61. Miles appears to have been a PED employee for a short time (although Ms. Miles refuses to answer requests to either confirm or deny that she was employed by PED, as well as questions asking if she is the owner of Miles Consulting – which became an REC 9 contractor for NMTEACH related work).
62. While Montano may have played a role in Miles being hired at PED, he definitely had a role in Miles getting contracts for her education consulting company through REC 9, as evidenced by email correspondence, including this message from Montano’s second in command, Susan O’Brien Assistant Director, Educator Quality Division New Mexico Public Education Department to Donna Miles on April 30, 2014:
“I am writng to alert you that I have initated the contract process for your work with the NMTEACH Educator Eﬀectiveness System. You will be receiving documents from Kim King at REC IX. Please return these ASAP so the work discussed with Matt Montano may began.” (Emphasis added.)
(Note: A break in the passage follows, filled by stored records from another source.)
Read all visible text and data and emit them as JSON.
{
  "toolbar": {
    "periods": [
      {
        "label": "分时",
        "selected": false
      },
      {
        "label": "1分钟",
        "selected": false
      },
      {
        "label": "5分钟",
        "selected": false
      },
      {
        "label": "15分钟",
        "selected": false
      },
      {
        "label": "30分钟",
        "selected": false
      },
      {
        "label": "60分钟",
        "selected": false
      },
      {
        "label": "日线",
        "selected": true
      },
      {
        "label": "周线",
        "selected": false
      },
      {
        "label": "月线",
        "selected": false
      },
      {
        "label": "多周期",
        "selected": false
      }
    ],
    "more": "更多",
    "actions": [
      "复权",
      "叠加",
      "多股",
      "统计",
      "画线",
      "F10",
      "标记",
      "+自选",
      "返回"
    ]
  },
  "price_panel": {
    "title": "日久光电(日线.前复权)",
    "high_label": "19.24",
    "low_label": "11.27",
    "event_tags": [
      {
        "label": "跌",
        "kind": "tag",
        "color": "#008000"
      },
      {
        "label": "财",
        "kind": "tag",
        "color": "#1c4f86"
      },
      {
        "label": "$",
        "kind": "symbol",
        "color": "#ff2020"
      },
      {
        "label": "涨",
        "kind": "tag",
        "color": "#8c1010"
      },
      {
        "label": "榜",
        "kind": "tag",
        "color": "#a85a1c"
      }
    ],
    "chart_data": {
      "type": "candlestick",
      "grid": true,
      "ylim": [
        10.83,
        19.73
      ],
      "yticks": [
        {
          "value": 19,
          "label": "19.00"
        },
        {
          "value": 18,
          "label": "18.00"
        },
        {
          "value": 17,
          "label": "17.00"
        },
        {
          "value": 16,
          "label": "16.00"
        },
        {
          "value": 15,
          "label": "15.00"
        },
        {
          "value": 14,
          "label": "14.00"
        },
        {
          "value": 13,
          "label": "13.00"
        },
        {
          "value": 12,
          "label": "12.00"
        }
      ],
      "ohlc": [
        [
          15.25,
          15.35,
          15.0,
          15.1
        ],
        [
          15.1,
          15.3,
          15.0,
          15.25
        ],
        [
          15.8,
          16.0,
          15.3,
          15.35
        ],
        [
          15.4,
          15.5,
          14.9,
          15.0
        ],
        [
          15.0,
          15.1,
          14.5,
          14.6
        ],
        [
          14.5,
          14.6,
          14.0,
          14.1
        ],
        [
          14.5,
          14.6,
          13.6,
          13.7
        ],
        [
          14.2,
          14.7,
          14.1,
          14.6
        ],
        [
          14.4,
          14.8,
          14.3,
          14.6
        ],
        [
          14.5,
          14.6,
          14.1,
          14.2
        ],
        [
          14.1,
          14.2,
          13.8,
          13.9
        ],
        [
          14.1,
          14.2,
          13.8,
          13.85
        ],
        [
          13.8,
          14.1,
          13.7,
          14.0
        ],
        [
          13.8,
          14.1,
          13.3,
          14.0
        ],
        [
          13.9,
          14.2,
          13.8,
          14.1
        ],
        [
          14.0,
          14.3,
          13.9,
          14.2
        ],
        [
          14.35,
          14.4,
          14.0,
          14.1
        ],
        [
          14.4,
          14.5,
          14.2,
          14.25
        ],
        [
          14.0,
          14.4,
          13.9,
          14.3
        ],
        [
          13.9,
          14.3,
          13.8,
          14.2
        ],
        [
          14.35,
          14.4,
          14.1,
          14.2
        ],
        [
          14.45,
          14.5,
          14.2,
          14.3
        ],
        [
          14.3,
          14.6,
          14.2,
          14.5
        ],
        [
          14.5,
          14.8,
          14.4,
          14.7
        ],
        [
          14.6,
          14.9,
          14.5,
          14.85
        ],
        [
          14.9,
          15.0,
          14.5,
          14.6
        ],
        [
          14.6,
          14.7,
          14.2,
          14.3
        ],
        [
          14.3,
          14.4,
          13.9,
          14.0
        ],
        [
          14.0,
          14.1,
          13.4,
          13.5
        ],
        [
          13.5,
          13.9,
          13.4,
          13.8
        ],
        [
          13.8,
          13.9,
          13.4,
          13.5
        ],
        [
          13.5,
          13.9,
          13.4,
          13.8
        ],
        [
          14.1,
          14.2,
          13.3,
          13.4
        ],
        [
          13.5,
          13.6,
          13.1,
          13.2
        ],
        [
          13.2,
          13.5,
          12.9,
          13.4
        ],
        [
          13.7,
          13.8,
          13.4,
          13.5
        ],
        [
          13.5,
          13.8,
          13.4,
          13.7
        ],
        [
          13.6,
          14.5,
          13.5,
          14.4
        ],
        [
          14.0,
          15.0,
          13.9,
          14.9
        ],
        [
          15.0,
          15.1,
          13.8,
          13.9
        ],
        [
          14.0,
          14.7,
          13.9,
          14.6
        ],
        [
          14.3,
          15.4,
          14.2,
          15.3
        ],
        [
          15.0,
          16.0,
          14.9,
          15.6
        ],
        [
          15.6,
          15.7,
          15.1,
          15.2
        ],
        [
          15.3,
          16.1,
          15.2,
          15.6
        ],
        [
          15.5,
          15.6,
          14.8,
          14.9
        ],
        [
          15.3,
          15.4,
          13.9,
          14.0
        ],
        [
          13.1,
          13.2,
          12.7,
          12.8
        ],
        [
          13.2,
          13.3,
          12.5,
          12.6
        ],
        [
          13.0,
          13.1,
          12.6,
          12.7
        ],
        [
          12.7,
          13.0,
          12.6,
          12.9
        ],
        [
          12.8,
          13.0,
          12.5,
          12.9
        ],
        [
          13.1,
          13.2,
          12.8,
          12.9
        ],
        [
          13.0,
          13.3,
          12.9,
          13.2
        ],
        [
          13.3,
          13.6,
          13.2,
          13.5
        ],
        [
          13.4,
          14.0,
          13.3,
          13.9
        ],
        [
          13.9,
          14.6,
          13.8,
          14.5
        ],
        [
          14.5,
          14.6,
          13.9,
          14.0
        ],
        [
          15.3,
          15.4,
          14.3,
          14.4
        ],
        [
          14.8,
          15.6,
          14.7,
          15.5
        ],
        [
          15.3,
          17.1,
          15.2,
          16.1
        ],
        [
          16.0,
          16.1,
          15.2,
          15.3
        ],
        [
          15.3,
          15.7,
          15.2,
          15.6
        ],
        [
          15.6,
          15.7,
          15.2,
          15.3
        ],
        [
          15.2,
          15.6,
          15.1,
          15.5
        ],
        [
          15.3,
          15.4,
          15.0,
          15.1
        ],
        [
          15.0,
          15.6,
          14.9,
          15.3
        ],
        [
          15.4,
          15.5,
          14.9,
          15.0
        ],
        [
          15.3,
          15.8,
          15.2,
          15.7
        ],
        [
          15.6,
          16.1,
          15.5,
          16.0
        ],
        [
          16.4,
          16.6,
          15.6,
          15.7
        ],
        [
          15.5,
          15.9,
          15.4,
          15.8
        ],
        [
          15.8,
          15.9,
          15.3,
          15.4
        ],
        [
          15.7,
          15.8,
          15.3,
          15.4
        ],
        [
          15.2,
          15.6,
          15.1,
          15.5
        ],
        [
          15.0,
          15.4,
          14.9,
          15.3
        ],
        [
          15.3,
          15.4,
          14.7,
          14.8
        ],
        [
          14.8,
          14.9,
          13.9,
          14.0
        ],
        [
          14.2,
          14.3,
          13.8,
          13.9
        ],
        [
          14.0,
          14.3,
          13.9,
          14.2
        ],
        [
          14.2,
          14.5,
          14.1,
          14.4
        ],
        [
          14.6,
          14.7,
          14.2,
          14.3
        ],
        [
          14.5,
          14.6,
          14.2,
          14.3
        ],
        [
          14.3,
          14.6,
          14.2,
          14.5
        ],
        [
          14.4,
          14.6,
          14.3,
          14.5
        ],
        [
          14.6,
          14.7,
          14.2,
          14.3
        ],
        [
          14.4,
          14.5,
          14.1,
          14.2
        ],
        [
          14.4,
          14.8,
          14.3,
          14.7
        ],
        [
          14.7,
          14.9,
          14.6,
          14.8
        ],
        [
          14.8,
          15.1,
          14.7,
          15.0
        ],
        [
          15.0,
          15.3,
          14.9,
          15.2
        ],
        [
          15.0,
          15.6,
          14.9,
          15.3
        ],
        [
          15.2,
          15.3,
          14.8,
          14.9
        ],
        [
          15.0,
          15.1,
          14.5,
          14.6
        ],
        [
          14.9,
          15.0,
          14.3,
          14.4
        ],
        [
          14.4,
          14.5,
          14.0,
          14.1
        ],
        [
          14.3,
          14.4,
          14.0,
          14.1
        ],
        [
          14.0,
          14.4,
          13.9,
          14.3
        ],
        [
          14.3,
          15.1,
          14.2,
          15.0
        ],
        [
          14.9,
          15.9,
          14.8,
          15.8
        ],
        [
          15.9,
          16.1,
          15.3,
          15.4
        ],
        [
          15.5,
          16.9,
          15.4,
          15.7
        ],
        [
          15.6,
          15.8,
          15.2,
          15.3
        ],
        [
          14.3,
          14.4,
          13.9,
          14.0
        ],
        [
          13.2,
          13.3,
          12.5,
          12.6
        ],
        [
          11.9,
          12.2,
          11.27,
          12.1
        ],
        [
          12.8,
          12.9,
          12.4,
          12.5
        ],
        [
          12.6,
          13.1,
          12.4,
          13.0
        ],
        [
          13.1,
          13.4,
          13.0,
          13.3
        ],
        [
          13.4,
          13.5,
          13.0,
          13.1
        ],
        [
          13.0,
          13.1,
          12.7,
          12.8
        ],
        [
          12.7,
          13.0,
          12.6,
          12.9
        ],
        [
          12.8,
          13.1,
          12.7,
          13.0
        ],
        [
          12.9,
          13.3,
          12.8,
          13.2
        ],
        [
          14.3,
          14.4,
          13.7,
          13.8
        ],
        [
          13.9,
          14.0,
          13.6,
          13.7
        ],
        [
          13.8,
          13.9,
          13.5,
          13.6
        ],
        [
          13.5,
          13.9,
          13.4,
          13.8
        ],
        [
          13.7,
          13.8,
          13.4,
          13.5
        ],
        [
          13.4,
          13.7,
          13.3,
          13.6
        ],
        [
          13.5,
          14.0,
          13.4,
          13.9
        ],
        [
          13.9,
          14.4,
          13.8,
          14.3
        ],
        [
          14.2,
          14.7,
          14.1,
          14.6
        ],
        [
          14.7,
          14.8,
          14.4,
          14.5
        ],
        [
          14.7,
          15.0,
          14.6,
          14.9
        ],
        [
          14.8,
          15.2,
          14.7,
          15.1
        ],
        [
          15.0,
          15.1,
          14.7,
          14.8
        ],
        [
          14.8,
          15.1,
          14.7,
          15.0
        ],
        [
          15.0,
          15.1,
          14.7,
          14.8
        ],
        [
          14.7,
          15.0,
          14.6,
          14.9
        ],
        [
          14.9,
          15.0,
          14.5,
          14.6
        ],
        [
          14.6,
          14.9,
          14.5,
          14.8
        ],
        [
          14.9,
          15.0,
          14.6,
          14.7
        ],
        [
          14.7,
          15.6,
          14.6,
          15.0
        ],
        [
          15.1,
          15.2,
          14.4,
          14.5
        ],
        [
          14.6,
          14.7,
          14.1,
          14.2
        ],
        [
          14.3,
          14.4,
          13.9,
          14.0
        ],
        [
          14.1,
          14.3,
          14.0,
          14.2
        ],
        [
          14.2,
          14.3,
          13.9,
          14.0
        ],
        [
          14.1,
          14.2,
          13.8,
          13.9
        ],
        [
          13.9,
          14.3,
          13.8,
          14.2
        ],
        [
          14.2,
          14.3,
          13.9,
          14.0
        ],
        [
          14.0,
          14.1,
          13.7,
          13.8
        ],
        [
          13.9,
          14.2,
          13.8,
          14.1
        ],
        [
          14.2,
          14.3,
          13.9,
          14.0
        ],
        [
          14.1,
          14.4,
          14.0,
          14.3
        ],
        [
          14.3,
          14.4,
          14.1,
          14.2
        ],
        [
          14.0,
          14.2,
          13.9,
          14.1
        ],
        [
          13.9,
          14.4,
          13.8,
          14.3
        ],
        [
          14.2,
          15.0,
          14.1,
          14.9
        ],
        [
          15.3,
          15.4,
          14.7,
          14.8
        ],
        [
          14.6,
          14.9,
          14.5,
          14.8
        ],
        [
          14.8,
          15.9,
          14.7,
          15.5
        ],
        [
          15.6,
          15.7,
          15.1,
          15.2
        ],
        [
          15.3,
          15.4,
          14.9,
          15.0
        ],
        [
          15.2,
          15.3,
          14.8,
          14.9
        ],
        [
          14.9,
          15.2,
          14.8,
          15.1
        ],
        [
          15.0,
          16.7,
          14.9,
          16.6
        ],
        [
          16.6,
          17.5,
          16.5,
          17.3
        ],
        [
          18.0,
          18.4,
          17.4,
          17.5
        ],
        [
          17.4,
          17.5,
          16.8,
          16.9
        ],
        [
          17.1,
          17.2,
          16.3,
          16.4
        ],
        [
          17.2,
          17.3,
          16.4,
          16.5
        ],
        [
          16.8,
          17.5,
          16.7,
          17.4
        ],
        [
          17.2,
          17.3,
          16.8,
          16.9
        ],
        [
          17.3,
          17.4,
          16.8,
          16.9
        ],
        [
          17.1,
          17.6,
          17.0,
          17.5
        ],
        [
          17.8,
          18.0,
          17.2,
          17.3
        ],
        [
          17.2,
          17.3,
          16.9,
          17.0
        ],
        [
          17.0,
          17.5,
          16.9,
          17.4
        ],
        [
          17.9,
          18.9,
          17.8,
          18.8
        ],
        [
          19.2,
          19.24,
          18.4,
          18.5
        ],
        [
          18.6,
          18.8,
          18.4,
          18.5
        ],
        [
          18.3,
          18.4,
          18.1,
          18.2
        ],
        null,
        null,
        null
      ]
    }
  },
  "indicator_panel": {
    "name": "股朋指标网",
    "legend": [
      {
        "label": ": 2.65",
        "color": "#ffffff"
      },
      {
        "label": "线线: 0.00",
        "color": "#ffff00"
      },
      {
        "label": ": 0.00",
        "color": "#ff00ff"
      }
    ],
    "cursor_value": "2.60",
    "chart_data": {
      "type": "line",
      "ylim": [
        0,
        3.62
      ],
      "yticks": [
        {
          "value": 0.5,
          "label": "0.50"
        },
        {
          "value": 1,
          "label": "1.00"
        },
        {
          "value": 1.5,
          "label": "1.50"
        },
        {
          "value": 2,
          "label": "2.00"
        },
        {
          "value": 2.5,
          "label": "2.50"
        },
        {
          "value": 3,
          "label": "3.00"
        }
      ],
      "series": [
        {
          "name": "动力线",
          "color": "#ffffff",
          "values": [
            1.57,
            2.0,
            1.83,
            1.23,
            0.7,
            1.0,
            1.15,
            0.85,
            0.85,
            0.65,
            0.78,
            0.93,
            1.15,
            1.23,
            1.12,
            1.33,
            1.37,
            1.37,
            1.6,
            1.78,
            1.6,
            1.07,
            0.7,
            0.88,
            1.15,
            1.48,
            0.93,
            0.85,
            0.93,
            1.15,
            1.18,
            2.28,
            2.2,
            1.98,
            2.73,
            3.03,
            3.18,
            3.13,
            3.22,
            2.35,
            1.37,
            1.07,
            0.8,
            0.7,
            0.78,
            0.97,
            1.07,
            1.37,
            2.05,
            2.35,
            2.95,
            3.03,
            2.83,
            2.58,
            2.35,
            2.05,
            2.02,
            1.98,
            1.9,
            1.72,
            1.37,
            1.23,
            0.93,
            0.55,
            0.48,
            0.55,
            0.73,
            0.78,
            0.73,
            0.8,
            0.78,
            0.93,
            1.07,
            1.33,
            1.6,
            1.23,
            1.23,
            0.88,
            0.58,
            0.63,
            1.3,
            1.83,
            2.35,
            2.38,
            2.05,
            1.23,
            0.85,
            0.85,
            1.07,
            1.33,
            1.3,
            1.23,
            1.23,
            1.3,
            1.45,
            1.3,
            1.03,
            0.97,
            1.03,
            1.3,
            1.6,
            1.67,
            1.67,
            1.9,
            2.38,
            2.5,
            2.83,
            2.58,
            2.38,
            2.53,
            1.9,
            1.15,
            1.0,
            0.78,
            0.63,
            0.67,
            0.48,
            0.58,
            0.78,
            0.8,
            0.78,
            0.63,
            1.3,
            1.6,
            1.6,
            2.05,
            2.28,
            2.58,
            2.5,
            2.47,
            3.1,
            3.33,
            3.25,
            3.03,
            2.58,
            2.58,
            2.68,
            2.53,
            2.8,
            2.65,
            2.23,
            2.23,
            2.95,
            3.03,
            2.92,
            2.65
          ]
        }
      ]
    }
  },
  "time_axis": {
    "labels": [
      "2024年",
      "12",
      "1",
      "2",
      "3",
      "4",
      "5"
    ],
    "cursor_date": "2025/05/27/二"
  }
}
63. And Miles and Montano have a connection via NMSLI, as they are listed on the referrals page of the NMSLI website (see image below).64. The Candle will report in another story on the compensation Miles and her consulting company received from NMTEACH and related services at rates charged the state ranging from $500/day (a handheld of charges), $1,000/day (many charges), up to the $3,000/day – with some of the days for which her work was supposedly performed being charged and paid for by the state under two different contracts, one at the rate of $1,000/day and the other for $3,000/day.
65. When Miles and Paul left NMSLI in 2015, they continued work on NMTECH projects for SREB – at least through much of 2017.
66. The Candle has not received copies of the final invoices for FY 2017, SREB contracts with REC 9, but the third quarter invoices both list Miles and Paul as “Paid Consultants” and SREB charging REC 9 for each, at rates of $1,500/day and $2,200/day. And Montano remains a constant in the enterprise – the go to guy at PED for contractual matters for Miles, Paul, SREB, and some others.
67. As these former NMSLI associated individuals continue to work for SREB, NMSLI seems to have been put in moth balls at UNM’s College of Education.
68. And while the rates may have dropped from the $3,000/day NMSLI was charging the state by way of SREB and REC 9, charges continue to mount – many as high as $2,200/day for the PED NMTEACH related services – resulting in millions of dollars spent for consultants, supposedly helping kids learn – even though after five years, New Mexico still sits at the bottom of state rankings.
69. Later in this series, The Candle will focus on the damage to the public schools, when PED opted out of closely working with the state’s higher education community to improve public school leadership, and instead chose to reward insiders and cheerleaders of the Skandera programs, through mechanisms engineered and executed by Skandera, Montano, and others at SREB and REC 9.
Click the headlines below for other related stories in this investigative series.